The HSE has launched the latest phase of the award-winning QUIT Smoking campaign, which uses powerful real-life stories to encourage smokers to quit for good.
Launched by Minister for Health, Simon Harris TD, the new QUIT Smoking campaign builds on the success of previous testimonial adverts, and celebrates the fact that today in Ireland, there are more ex-smokers than current smokers – and if you smoke and want to quit, the HSE will help you to join them.
Speaking at the launch Martina Blake, National Tobacco Control Lead for the HSE, said
“Our new TV and radio adverts celebrate the growing, supportive community of quitters across the country, many of whom work hard to support each other as they face their next quit attempt. The campaign features a cast, including some real life ex-smokers, who generously share their experience of quitting to inspire others.”
“Like real-life quitters, some people in the ad are in the moment of giving up, others are in a moment of truth around the effect smoking has had on their life; but all are defiant in the face of cigarettes and the harm they do. For this campaign, we have taken a new approach to telling these stories, using the words and music of Gloria Gaynor’s much loved song, ‘I Will Survive’, which we found mirror the feelings and stages many quitters go through on their journey to being free of cigarettes.
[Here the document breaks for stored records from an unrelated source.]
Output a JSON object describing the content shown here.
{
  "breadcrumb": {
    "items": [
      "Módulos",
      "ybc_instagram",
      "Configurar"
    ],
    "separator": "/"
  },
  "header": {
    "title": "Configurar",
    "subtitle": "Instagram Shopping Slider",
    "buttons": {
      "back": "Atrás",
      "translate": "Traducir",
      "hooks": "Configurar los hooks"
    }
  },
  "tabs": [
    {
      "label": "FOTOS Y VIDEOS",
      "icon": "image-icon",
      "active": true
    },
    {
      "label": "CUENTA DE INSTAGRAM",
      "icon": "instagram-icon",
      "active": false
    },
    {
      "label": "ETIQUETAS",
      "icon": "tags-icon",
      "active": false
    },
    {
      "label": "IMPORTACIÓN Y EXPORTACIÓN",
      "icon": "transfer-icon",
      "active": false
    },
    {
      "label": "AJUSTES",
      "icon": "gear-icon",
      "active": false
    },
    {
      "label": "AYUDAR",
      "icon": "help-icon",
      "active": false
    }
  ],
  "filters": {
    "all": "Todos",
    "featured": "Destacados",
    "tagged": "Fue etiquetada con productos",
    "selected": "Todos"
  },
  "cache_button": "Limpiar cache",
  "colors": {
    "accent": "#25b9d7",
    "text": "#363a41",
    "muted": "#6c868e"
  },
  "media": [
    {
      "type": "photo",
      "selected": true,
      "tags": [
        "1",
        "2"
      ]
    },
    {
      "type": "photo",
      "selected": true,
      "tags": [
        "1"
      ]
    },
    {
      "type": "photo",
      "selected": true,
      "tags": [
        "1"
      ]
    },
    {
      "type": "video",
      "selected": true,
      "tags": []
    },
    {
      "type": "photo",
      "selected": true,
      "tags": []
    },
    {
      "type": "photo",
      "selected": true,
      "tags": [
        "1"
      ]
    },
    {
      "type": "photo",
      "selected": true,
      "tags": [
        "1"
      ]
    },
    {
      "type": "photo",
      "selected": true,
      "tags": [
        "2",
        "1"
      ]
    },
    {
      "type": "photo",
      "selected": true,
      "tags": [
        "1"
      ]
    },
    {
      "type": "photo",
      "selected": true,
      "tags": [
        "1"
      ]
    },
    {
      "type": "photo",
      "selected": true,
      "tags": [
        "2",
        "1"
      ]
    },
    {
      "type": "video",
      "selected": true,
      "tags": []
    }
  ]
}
We also believe that using music in this campaign will mirror the uplift, pride and joy that we know people feel when they quit for good.”
Amanda White from Nenagh, Co. Tipperary, quit smoking over a year ago and features in the new campaign.
Describing the support from the HSE QUIT service, she said ‘They rang me every single week for the first four weeks, and every morning I woke up to a text, which was brilliant because it was really motivational – they were there for me. I can firmly say that I’m never going to smoke again and if I can give one piece of advice to anybody – just take one day at a time, because that’s all you can do.’
Launching the campaign, Minster Harris said
“We know half of all smokers in Ireland report making a quit attempt. Therefore, smoking cessation is key to achieving a Tobacco Free Ireland. I have no doubt that the QUIT campaign played a big part in the reduction that we have seen in the numbers who smoke. The campaign, through TV, radio and, very importantly, social media, has continuously reached out to smokers. We know that support and information is central to helping smokers to succeed.
Six thousand of those lives are taken from us every year because of tobacco addiction. Six thousand preventable deaths every year. Our Tobacco policy, Tobacco Free Ireland, sets a target for Ireland to be tobacco free by 2025. In practice, this means a smoking prevalence rate of less than 5%. This is an ambitious target. But Ireland’s ambition has made us international leaders in this policy area and, with 6,000 lives at stake each year, ambition is the only option.”
In relation to tobacco measures the Minister stated that, “8% of our children report that they currently smoke. Four years previously this was 12%. The current generation of young people have grown up without knowing what it was like to smoke in pubs and restaurants. They have grown up without seeing tobacco packs displayed behind shop counters. Those reaching school-age now will grow up without the heavily branded tobacco packs and see cigarette packs in plain packaging. This is the de-normalisation of smoking – which is one of the key themes in our tobacco policy.”
Smoking is the single biggest cause of illness, disability and death in Ireland.
– 23% of the Irish population smoke; and about 19% smoke every day.
– 6,000 deaths in Ireland per year are attributable to smoking; every day, 16 people die, and every week, 115 extended families grieve the loss of a loved one, all due to tobacco related disease.
– Many hundreds of thousands more live with long-term illness and disability caused by smoking.
– The largest group of smokers are aged 25-34 year olds (33%). Most smokers are aware of health implications and the majority of them are planning to, thinking about, or trying to quit. Smoking costs the publicly funded health services in Ireland €500 million annually. In the acute hospital sector alone, smoking was responsible for more than 100,000 inpatient episodes; 1 in 3 due to respiratory disease, 1 in 5 due to cardiovascular disease and 1 in 10 due to cancer – all attributed to smoking.
This campaign aims to encourage smokers to make a quit attempt, to join the friends around them who have made the leap. It reminds them that when they make that decision to try to quit that there are people and supports available free of charge from the HSE to help them – support that will double their chances of success.
The HSE QUIT service provides personalised, free, proven support by phone, email, SMS and live chat. The new ad encourages smokers to free call 1800 201 203 to talk to the QUIT Team or to visit www.quit.ie to view personal stories from the campaign, get smoking cessation tips and create a personalised quit plan. Quitters can also get peer-to-peer support at the HSE QUIT Facebook Page www.facebook.com/HSEQUIT and follow on Twitter at HSE QUIT @HSEQuitTeam #QUIT #IWillSurvive